TASK PROMPT:
In your answer, copy every entry that follows exactly.

(Data items)
■ ■ ■

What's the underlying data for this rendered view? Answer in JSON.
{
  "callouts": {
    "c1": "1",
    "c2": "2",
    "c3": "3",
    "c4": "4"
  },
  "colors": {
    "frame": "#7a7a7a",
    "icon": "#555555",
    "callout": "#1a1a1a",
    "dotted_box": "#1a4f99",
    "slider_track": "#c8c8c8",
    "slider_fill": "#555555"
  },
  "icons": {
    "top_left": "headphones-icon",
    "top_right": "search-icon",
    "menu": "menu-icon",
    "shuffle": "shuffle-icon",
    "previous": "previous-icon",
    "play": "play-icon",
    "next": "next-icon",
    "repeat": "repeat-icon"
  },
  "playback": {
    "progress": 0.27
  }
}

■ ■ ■

WRITTEN ANSWER:
What's the underlying data for this rendered view? Answer in JSON.
{
  "callouts": {
    "c1": "1",
    "c2": "2",
    "c3": "3",
    "c4": "4"
  },
  "colors": {
    "frame": "#7a7a7a",
    "icon": "#555555",
    "callout": "#1a1a1a",
    "dotted_box": "#1a4f99",
    "slider_track": "#c8c8c8",
    "slider_fill": "#555555"
  },
  "icons": {
    "top_left": "headphones-icon",
    "top_right": "search-icon",
    "menu": "menu-icon",
    "shuffle": "shuffle-icon",
    "previous": "previous-icon",
    "play": "play-icon",
    "next": "next-icon",
    "repeat": "repeat-icon"
  },
  "playback": {
    "progress": 0.27
  }
}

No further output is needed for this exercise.